These issues can get quite technical, so it might be prudent for you to take professional advice if it appears central to the fortunes of your project.
Where consent has been refused due to design concerns, the prospects for overcoming that refusal can improve with the passage of time. This could be due to policy alterations, but also staff changes – one planning officer’s subjective opinion can differ from another’s.
This can apply particularly to issues around listed buildings and those in conservation areas, where different officers can have very different but equally strongly held opinions about plans.
Where design has been central to a refusal of permission, again, look closely at the officer’s report to find out specifically what caused the refusal.
Some applicants have very specific requirements and are not willing to negotiate to achieve a mutually acceptable solution. Plans might have been turned down where just a few stylistic tweaks could have rendered it acceptable.
In addition to design, there is a host of practical issues that can thwart getting approval, from a dangerous access through to flood risk, protected trees or species on the site, archaeological remains, inadequate drainage, the list goes on.
Occasionally, for example where flood mitigation measures are introduced, these problems can alleviate further down the line.
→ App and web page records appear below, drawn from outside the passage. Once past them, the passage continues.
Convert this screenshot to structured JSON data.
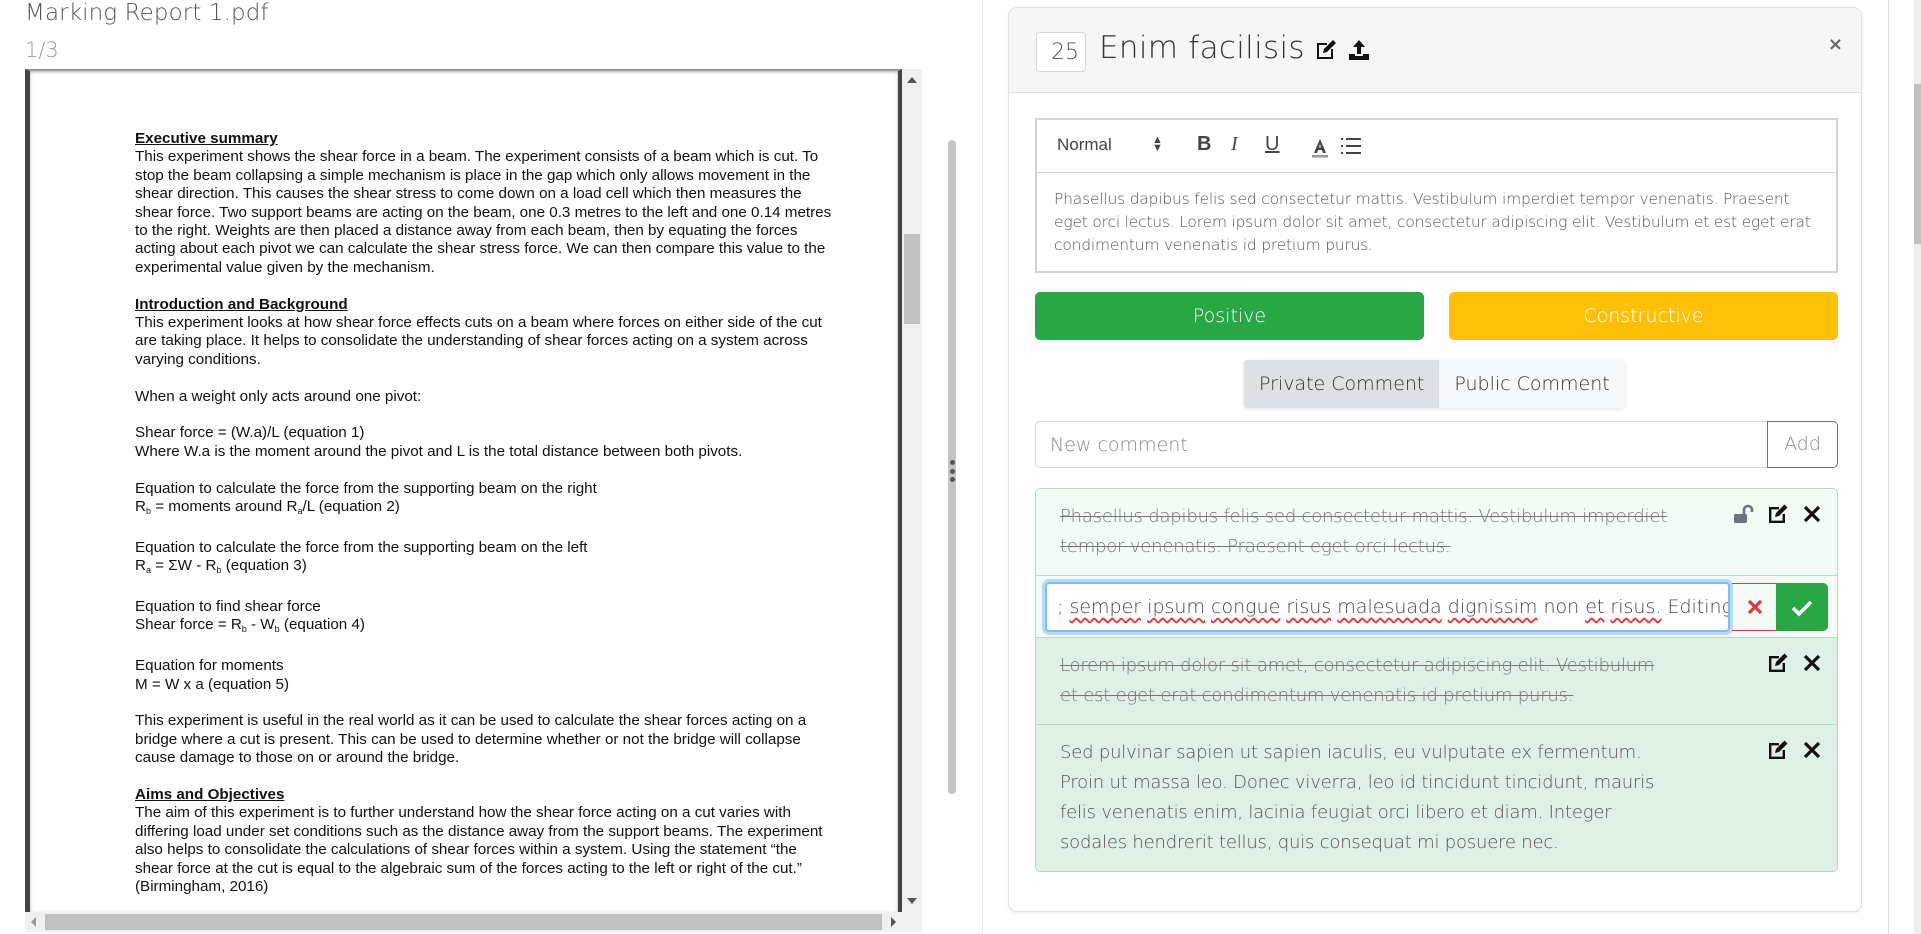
{
  "document": {
    "title": "Marking Report 1.pdf",
    "page_indicator": "1/3",
    "sections": [
      {
        "heading": "Executive summary",
        "paragraphs": [
          "This experiment shows the shear force in a beam. The experiment consists of a beam which is cut. To stop the beam collapsing a simple mechanism is place in the gap which only allows movement in the shear direction. This causes the shear stress to come down on a load cell which then measures the shear force. Two support beams are acting on the beam, one 0.3 metres to the left and one 0.14 metres to the right. Weights are then placed a distance away from each beam, then by equating the forces acting about each pivot we can calculate the shear stress force. We can then compare this value to the experimental value given by the mechanism."
        ]
      },
      {
        "heading": "Introduction and Background",
        "paragraphs": [
          "This experiment looks at how shear force effects cuts on a beam where forces on either side of the cut are taking place. It helps to consolidate the understanding of shear forces acting on a system across varying conditions.",
          "When a weight only acts around one pivot:"
        ],
        "equations": [
          {
            "line1": "Shear force = (W.a)/L  (equation 1)",
            "line2": "Where W.a is the moment around the pivot and L is the total distance between both pivots."
          },
          {
            "line1": "Equation to calculate the force from the supporting beam on the right",
            "line2": "R_b = moments around R_a/L  (equation 2)"
          },
          {
            "line1": "Equation to calculate the force from the supporting beam on the left",
            "line2": "R_a = ΣW - R_b (equation 3)"
          },
          {
            "line1": "Equation to find shear force",
            "line2": "Shear force = R_b - W_b (equation 4)"
          },
          {
            "line1": "Equation for moments",
            "line2": "M = W x a (equation 5)"
          }
        ],
        "closing": "This experiment is useful in the real world as it can be used to calculate the shear forces acting on a bridge where a cut is present. This can be used to determine whether or not the bridge will collapse cause damage to those on or around the bridge."
      },
      {
        "heading": "Aims and Objectives",
        "paragraphs": [
          "The aim of this experiment is to further understand how the shear force acting on a cut varies with differing load under set conditions such as the distance away from the support beams. The experiment also helps to consolidate the calculations of shear forces within a system. Using the statement “the shear force at the cut is equal to the algebraic sum of the forces acting to the left or right of the cut.” (Birmingham, 2016)"
        ]
      }
    ],
    "eq_parts": {
      "eq2_pre": "R",
      "eq2_sub1": "b",
      "eq2_mid": " = moments around R",
      "eq2_sub2": "a",
      "eq2_post": "/L  (equation 2)",
      "eq3_pre": "R",
      "eq3_sub1": "a",
      "eq3_mid": " = ΣW - R",
      "eq3_sub2": "b",
      "eq3_post": " (equation 3)",
      "eq4_pre": "Shear force = R",
      "eq4_sub1": "b",
      "eq4_mid": " - W",
      "eq4_sub2": "b",
      "eq4_post": " (equation 4)"
    }
  },
  "card": {
    "score": "25",
    "title": "Enim facilisis",
    "close_label": "×",
    "editor": {
      "format_select": "Normal",
      "bold": "B",
      "italic": "I",
      "underline": "U",
      "body": "Phasellus dapibus felis sed consectetur mattis. Vestibulum imperdiet tempor venenatis. Praesent eget orci lectus. Lorem ipsum dolor sit amet, consectetur adipiscing elit. Vestibulum et est eget erat condimentum venenatis id pretium purus."
    },
    "buttons": {
      "positive": "Positive",
      "constructive": "Constructive"
    },
    "comment_type": {
      "options": [
        "Private Comment",
        "Public Comment"
      ],
      "selected": "Private Comment"
    },
    "new_comment": {
      "placeholder": "New comment",
      "value": "",
      "add_label": "Add"
    },
    "comments": [
      {
        "text": "Phasellus dapibus felis sed consectetur mattis. Vestibulum imperdiet tempor venenatis. Praesent eget orci lectus.",
        "struck": true,
        "lock_icon": "unlock-icon"
      },
      {
        "editing": true,
        "edit_value_parts": [
          ";",
          "semper",
          "ipsum",
          "congue",
          "risus",
          "malesuada",
          "dignissim",
          "non",
          "et",
          "risus.",
          "Editing"
        ]
      },
      {
        "text": "Lorem ipsum dolor sit amet, consectetur adipiscing elit. Vestibulum et est eget erat condimentum venenatis id pretium purus.",
        "struck": true
      },
      {
        "text": "Sed pulvinar sapien ut sapien iaculis, eu vulputate ex fermentum. Proin ut massa leo. Donec viverra, leo id tincidunt tincidunt, mauris felis venenatis enim, lacinia feugiat orci libero et diam. Integer sodales hendrerit tellus, quis consequat mi posuere nec.",
        "struck": false
      }
    ]
  },
  "colors": {
    "positive": "#28a745",
    "constructive": "#ffc107",
    "danger": "#dc3545",
    "comment_bg": "#dff0e4",
    "focus": "#80bdff"
  }
}
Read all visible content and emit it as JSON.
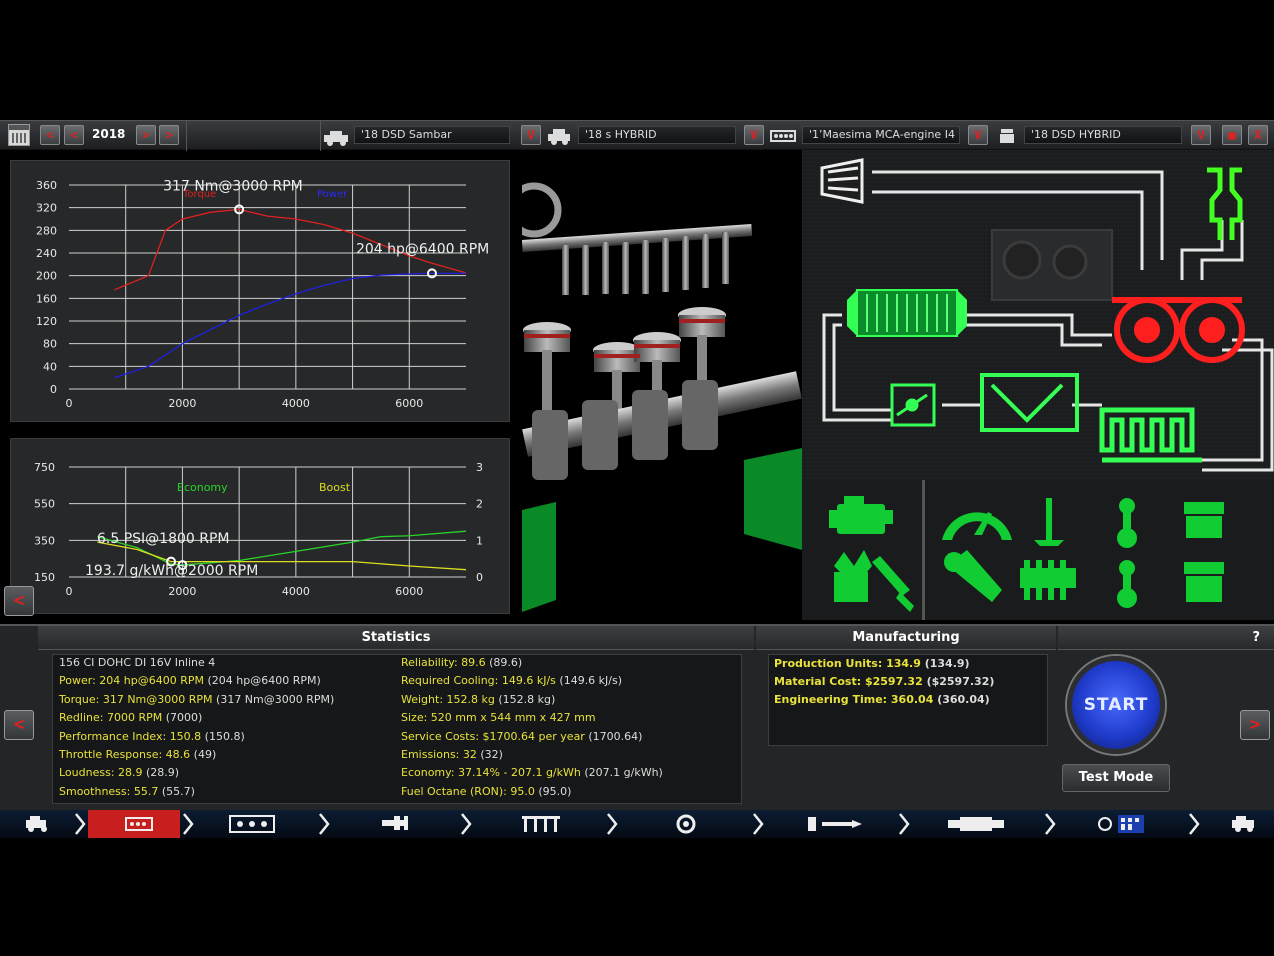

That’s also the case with highway safety issues, where updated guidance in the National Planning Policy Framework create a less demanding safety regime than was the case a decade or so ago
In many cases you will need to look for a way around the problem that was not considered before.
Local politics can also play a major role in planning decisions, too. This is especially evident where applications are recommended for approval by planning officers but refused by councillors sitting on the planning committee.
Where somebody else has failed to get permission, and perhaps made themselves unpopular in the process, you might be able to bring a more cooperative approach, that brings neighbours on side and with them, local councillors. Also, explaining your motivations and objectives to councillors can be helpful, and may provoke a more flexible approach towards development on your plot.
A chequered history isn’t a problem if, at the end of that saga, planning permission has been granted for something that’s at least close to what you’d like to build. But if the permission isn’t what you’d consider optimal for the site, you’ll have to think seriously about whether this is adequately reflected in the asking price.
It’s essential that you’re realistic about the prospects of getting what you want. Where there’s real doubt, rather than gambling on the outcome, it’s a sensible move to reduce your risk by making an offer that’s subject to you getting the permission you want.
Such contracts need to be carefully drawn up, to ensure they allow for potential time delays, awkward conditions attached to the consent or even an appeal if permission is refused. Make sure your solicitor is familiar with this type of contract, as not all are, and it takes experience to get it right.
If the plot has had severe planning problems in the past, and it looks as though it might take some time to resolve all the issues, an option can be a useful way forward. For a nominal sum, you buy the sole right to purchase the plot for a given period. The option contract specifies what you’ll pay, either as a specific amount or as a percentage of open market value when you exercise your option to buy.
You undertake, within the agreement, to use your best endeavours to gain planning permission. If you ultimately fail to get consent, then you don’t have to exercise your right to buy and can walk away having only incurred the initial legal fees and planning costs – much cheaper than purchasing a plot that can’t be developed.